a burrowing or
a burying
(of hatchets, perhaps)?
Sheila image 5
the old man and me 
are at an impasse, 
have not yet come 
to terms, but i’ve learned 
to manage
         the mess
         the waste
at this stage, the best i can do
is damage 
control, i figure 
he knows that, finally 
has decided to leave
well enough alone
Simon says,   
what a waste...    
...the main job of the kid
neys is to remove waste...
Kidney as editor    
taking out the bad stuff,  
now walking off the job; 
what’s a poet to do?

...clean up your own mess   
 ...without properly functioning kidneys
     waste products build up
   in the blood, are poisonous...
? have you ever tried to       
imagine, your insides
the landscape beneath        
it’s alien, my own        
flesh and blood,           
i’ve been learning          
how things are                    
supposed to be, how           
my body, stubborn        
refuses to con  
i’m getting acquainted with  
the uni/verse    
my in/verse    
my photo negative     
forced to see                       
the world                            
in black and white               
one litre of blood
enters the kid
ney through the renal art
eries every minute...
Sheila image 6
scary stuff, after all
veining the canvas
of skin;
never a dull moment
the intimacy
coach is persistent
thanks me for sharing
gives me a voucher for a free
forty-minute session

         it’s like getting a coupon 
         for a free oil change 
         after the car is wrecked, eh?
         all i really need
         is an oil, lube and filter 
         and i’ll be roadworthy, 
         ready to go!

says he’d be honoured 
to coach me, that is
         help me out 
         with diet and exercise, maybe			
         or perhaps, it’s psychological 
         well-being he’s after  
         either way, it’s a dirty
         job, but someone’s gotta 
         do it

i get this image of us shacked up
in Labour and Delivery

         i must admit 
         i’m labouring 
         for some 
         deliverance, here

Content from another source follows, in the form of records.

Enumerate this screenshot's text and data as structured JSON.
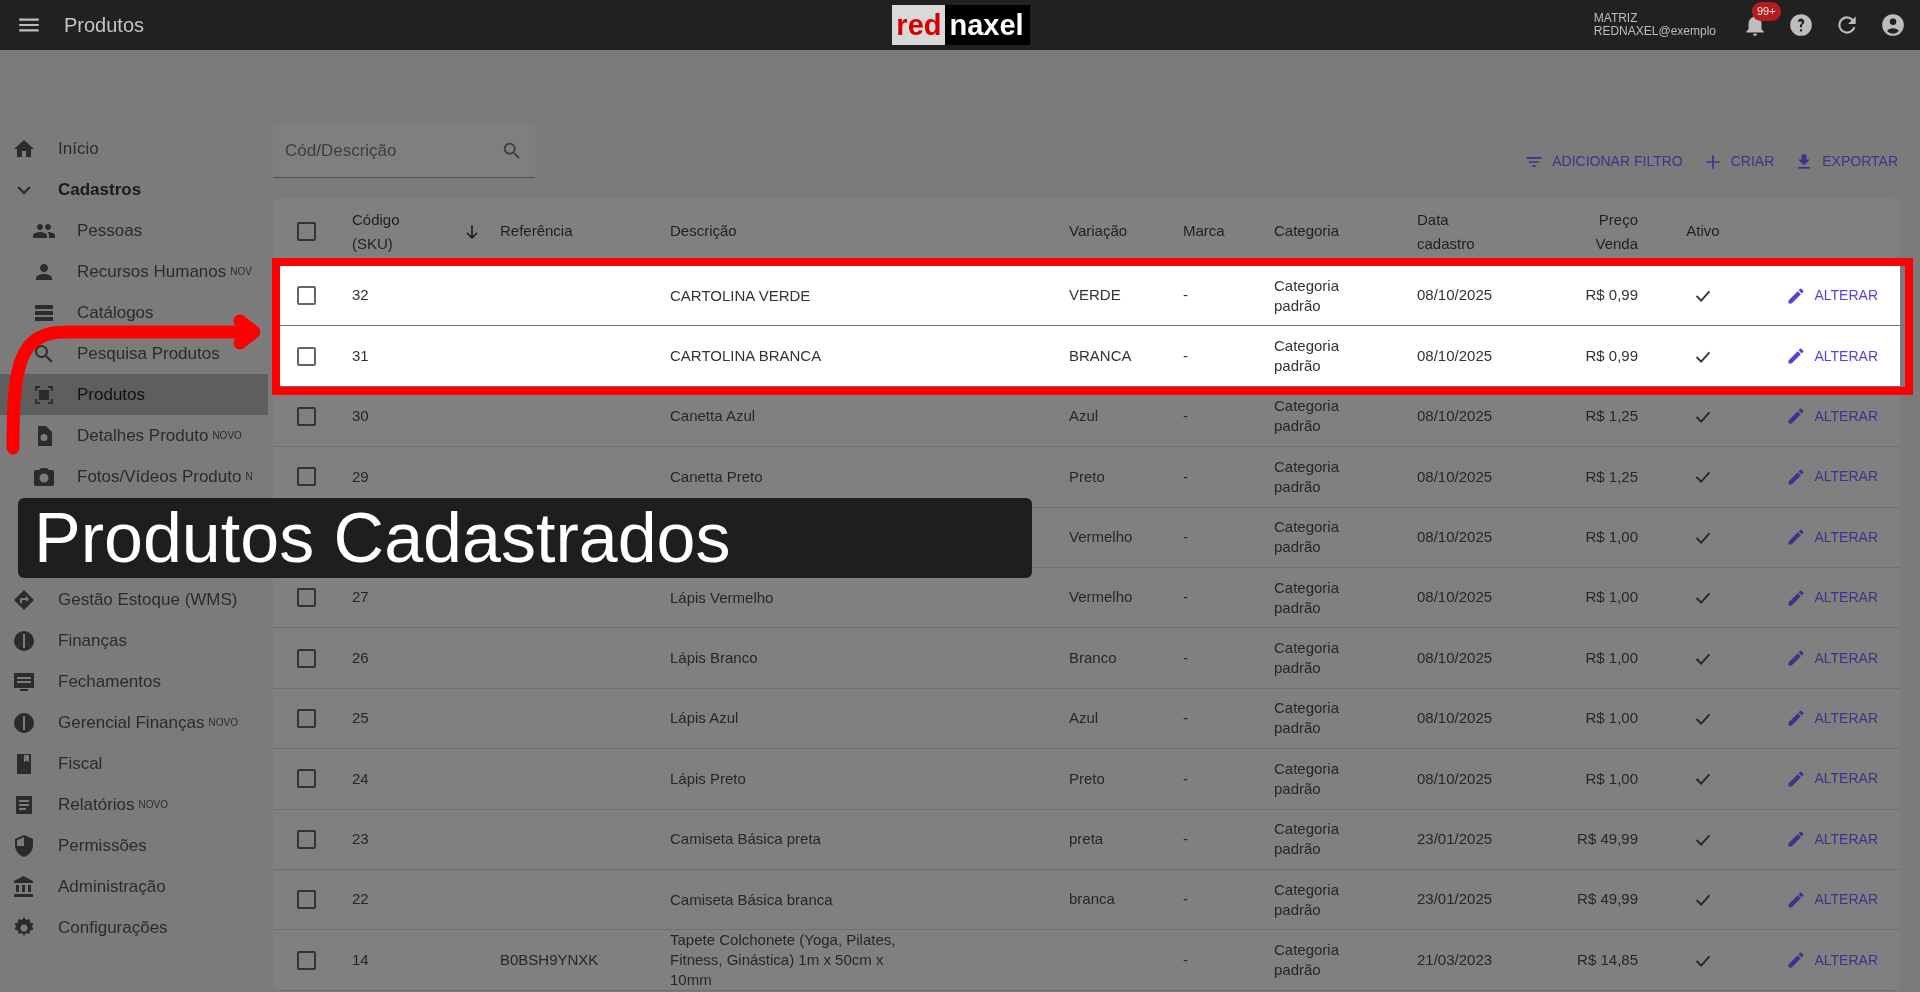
{
  "app_bar": {
    "title": "Produtos",
    "logo": {
      "left": "red",
      "right": "naxel"
    },
    "user": {
      "company": "MATRIZ",
      "email": "REDNAXEL@exemplo"
    },
    "notifications": {
      "badge": "99+"
    }
  },
  "sidebar": {
    "items": [
      {
        "label": "Início",
        "selected": false
      },
      {
        "label": "Cadastros",
        "selected": false,
        "expanded": true,
        "children": [
          {
            "label": "Pessoas",
            "selected": false
          },
          {
            "label": "Recursos Humanos",
            "tag": "NOV",
            "selected": false
          },
          {
            "label": "Catálogos",
            "selected": false
          },
          {
            "label": "Pesquisa Produtos",
            "selected": false
          },
          {
            "label": "Produtos",
            "selected": true
          },
          {
            "label": "Detalhes Produto",
            "tag": "NOVO",
            "selected": false
          },
          {
            "label": "Fotos/Vídeos Produto",
            "tag": "N",
            "selected": false
          }
        ]
      },
      {
        "label": "Gestão Estoque (WMS)",
        "selected": false
      },
      {
        "label": "Finanças",
        "selected": false
      },
      {
        "label": "Fechamentos",
        "selected": false
      },
      {
        "label": "Gerencial Finanças",
        "tag": "NOVO",
        "selected": false
      },
      {
        "label": "Fiscal",
        "selected": false
      },
      {
        "label": "Relatórios",
        "tag": "NOVO",
        "selected": false
      },
      {
        "label": "Permissões",
        "selected": false
      },
      {
        "label": "Administração",
        "selected": false
      },
      {
        "label": "Configurações",
        "selected": false
      }
    ]
  },
  "search": {
    "placeholder": "Cód/Descrição"
  },
  "actions": [
    "ADICIONAR FILTRO",
    "CRIAR",
    "EXPORTAR"
  ],
  "table": {
    "select_all": {
      "checked": false
    },
    "columns": [
      {
        "label": "Código (SKU)",
        "sorted": true
      },
      {
        "label": "Referência"
      },
      {
        "label": "Descrição"
      },
      {
        "label": "Variação"
      },
      {
        "label": "Marca"
      },
      {
        "label": "Categoria"
      },
      {
        "label": "Data cadastro"
      },
      {
        "label": "Preço Venda"
      },
      {
        "label": "Ativo"
      }
    ],
    "rows": [
      {
        "selected": false,
        "code": "32",
        "description": "CARTOLINA VERDE",
        "variation": "VERDE",
        "brand": "-",
        "category": "Categoria padrão",
        "date": "08/10/2025",
        "price": "R$ 0,99",
        "active": true,
        "action": "ALTERAR",
        "highlighted": true
      },
      {
        "selected": false,
        "code": "31",
        "description": "CARTOLINA BRANCA",
        "variation": "BRANCA",
        "brand": "-",
        "category": "Categoria padrão",
        "date": "08/10/2025",
        "price": "R$ 0,99",
        "active": true,
        "action": "ALTERAR",
        "highlighted": true
      },
      {
        "selected": false,
        "code": "30",
        "description": "Canetta Azul",
        "variation": "Azul",
        "brand": "-",
        "category": "Categoria padrão",
        "date": "08/10/2025",
        "price": "R$ 1,25",
        "active": true,
        "action": "ALTERAR",
        "highlighted": false
      },
      {
        "selected": false,
        "code": "29",
        "description": "Canetta Preto",
        "variation": "Preto",
        "brand": "-",
        "category": "Categoria padrão",
        "date": "08/10/2025",
        "price": "R$ 1,25",
        "active": true,
        "action": "ALTERAR",
        "highlighted": false
      },
      {
        "variation": "Vermelho",
        "brand": "-",
        "category": "Categoria padrão",
        "date": "08/10/2025",
        "price": "R$ 1,00",
        "active": true,
        "action": "ALTERAR",
        "highlighted": false
      },
      {
        "selected": false,
        "code": "27",
        "description": "Lápis Vermelho",
        "variation": "Vermelho",
        "brand": "-",
        "category": "Categoria padrão",
        "date": "08/10/2025",
        "price": "R$ 1,00",
        "active": true,
        "action": "ALTERAR",
        "highlighted": false
      },
      {
        "selected": false,
        "code": "26",
        "description": "Lápis Branco",
        "variation": "Branco",
        "brand": "-",
        "category": "Categoria padrão",
        "date": "08/10/2025",
        "price": "R$ 1,00",
        "active": true,
        "action": "ALTERAR",
        "highlighted": false
      },
      {
        "selected": false,
        "code": "25",
        "description": "Lápis Azul",
        "variation": "Azul",
        "brand": "-",
        "category": "Categoria padrão",
        "date": "08/10/2025",
        "price": "R$ 1,00",
        "active": true,
        "action": "ALTERAR",
        "highlighted": false
      },
      {
        "selected": false,
        "code": "24",
        "description": "Lápis Preto",
        "variation": "Preto",
        "brand": "-",
        "category": "Categoria padrão",
        "date": "08/10/2025",
        "price": "R$ 1,00",
        "active": true,
        "action": "ALTERAR",
        "highlighted": false
      },
      {
        "selected": false,
        "code": "23",
        "description": "Camiseta Básica preta",
        "variation": "preta",
        "brand": "-",
        "category": "Categoria padrão",
        "date": "23/01/2025",
        "price": "R$ 49,99",
        "active": true,
        "action": "ALTERAR",
        "highlighted": false
      },
      {
        "selected": false,
        "code": "22",
        "description": "Camiseta Básica branca",
        "variation": "branca",
        "brand": "-",
        "category": "Categoria padrão",
        "date": "23/01/2025",
        "price": "R$ 49,99",
        "active": true,
        "action": "ALTERAR",
        "highlighted": false
      },
      {
        "selected": false,
        "code": "14",
        "reference": "B0BSH9YNXK",
        "description": "Tapete Colchonete (Yoga, Pilates, Fitness, Ginástica) 1m x 50cm x 10mm",
        "brand": "-",
        "category": "Categoria padrão",
        "date": "21/03/2023",
        "price": "R$ 14,85",
        "active": true,
        "action": "ALTERAR",
        "highlighted": false
      }
    ]
  },
  "caption": "Produtos Cadastrados"
}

he’s in
my room, i’m hooked 
up to machines 
and monitors, labouring
he’s cheering me
on like a Lamaze coach
“come on, be a sport!”
he’s checking my fluids, hey 
listen, it isn’t that far 
fetched, is it 
or death 
they’ve always been 
         together if you want 
         to make an om
         let’s get real here,
         you have to
         scramble a little sometimes
         break some, if you can 
         have someone coach 
         you through
         birth why not death, 
         why not?

Passages appearing in ‘yellow notes’ have been borrowed with permission from Robert Kroetsch’s The Hornbooks of Rita K.

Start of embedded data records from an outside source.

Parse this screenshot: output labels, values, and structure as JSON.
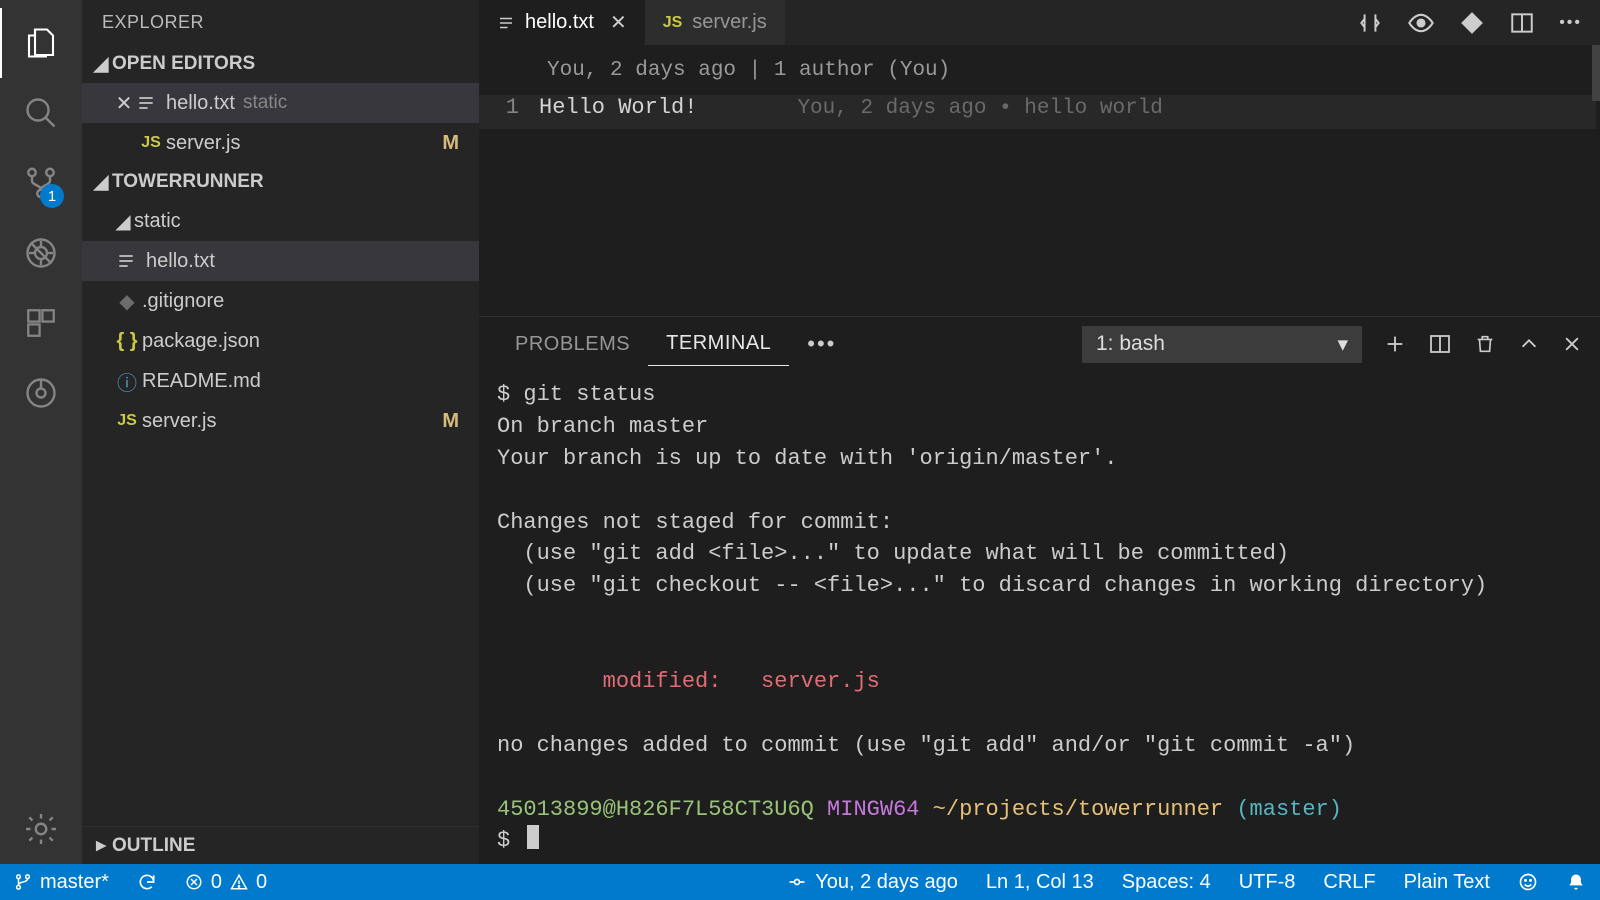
{
  "sidebar": {
    "title": "EXPLORER",
    "open_editors_header": "OPEN EDITORS",
    "open_editors": [
      {
        "name": "hello.txt",
        "tail": "static",
        "modified": ""
      },
      {
        "name": "server.js",
        "tail": "",
        "modified": "M"
      }
    ],
    "project_header": "TOWERRUNNER",
    "folder1": "static",
    "tree": [
      {
        "name": "hello.txt",
        "modified": ""
      },
      {
        "name": ".gitignore",
        "modified": ""
      },
      {
        "name": "package.json",
        "modified": ""
      },
      {
        "name": "README.md",
        "modified": ""
      },
      {
        "name": "server.js",
        "modified": "M"
      }
    ],
    "outline_header": "OUTLINE"
  },
  "activity": {
    "scm_badge": "1"
  },
  "tabs": [
    {
      "name": "hello.txt",
      "active": true,
      "dirty": false
    },
    {
      "name": "server.js",
      "active": false,
      "dirty": false
    }
  ],
  "editor": {
    "codelens": "You, 2 days ago | 1 author (You)",
    "line_number": "1",
    "line_text": "Hello World!",
    "blame": "You, 2 days ago • hello world"
  },
  "panel": {
    "tabs": {
      "problems": "PROBLEMS",
      "terminal": "TERMINAL"
    },
    "more": "•••",
    "select": "1: bash",
    "terminal": {
      "l0": "$ git status",
      "l1": "On branch master",
      "l2": "Your branch is up to date with 'origin/master'.",
      "l3": "",
      "l4": "Changes not staged for commit:",
      "l5": "  (use \"git add <file>...\" to update what will be committed)",
      "l6": "  (use \"git checkout -- <file>...\" to discard changes in working directory)",
      "l7": "",
      "l8": "",
      "l9_a": "        modified:   ",
      "l9_b": "server.js",
      "l10": "",
      "l11": "no changes added to commit (use \"git add\" and/or \"git commit -a\")",
      "l12": "",
      "p_user": "45013899@H826F7L58CT3U6Q",
      "p_sys": " MINGW64",
      "p_path": " ~/projects/towerrunner",
      "p_branch": " (master)",
      "p_prompt": "$ "
    }
  },
  "status": {
    "branch": "master*",
    "errors": "0",
    "warnings": "0",
    "blame": "You, 2 days ago",
    "cursor": "Ln 1, Col 13",
    "spaces": "Spaces: 4",
    "encoding": "UTF-8",
    "eol": "CRLF",
    "lang": "Plain Text"
  }
}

Back to top

Works Cited

  • Bakhtin, Mikhail. Rabelais and his World. Trans. Hélène Iswolsky. Bloomington: Indiana UP, 1984.
  • Barthes, Roland. “From Work to Text.” Image, Music, Text. 6th ed. London: Fontana Press, 1990. 155-164.
  • Cooley, Dennis. The Vernacular Muse. Winnipeg: Turnstone Press, 1987.
  • Cvetkovich, Ann. An Archive of Feelings. Durham, NC: Duke University Press, 2003.
  • Dentith, Simon. Bakhtinian Thought. New York: Routledge, 1996.
  • Kroetsch, Robert. A Likely Story. Red Deer, AB: Reed Deer College Press, 1995.
  • ---. Seed Catalogue. (1977) Winnipeg: Turnstone, 1986.
  • ---. The Hornbooks of Rita K. Edmonton: The University of Alberta Press, 2001.
  • Nichol, B.P. Selected Organs: parts of an autobiography. Windsor, Ont: Black Moss Press, 1998.
  • Woolf, Virginia. On Being Ill. (1930) Ashfield, Mass.: Paris Press, 2002.

Back to top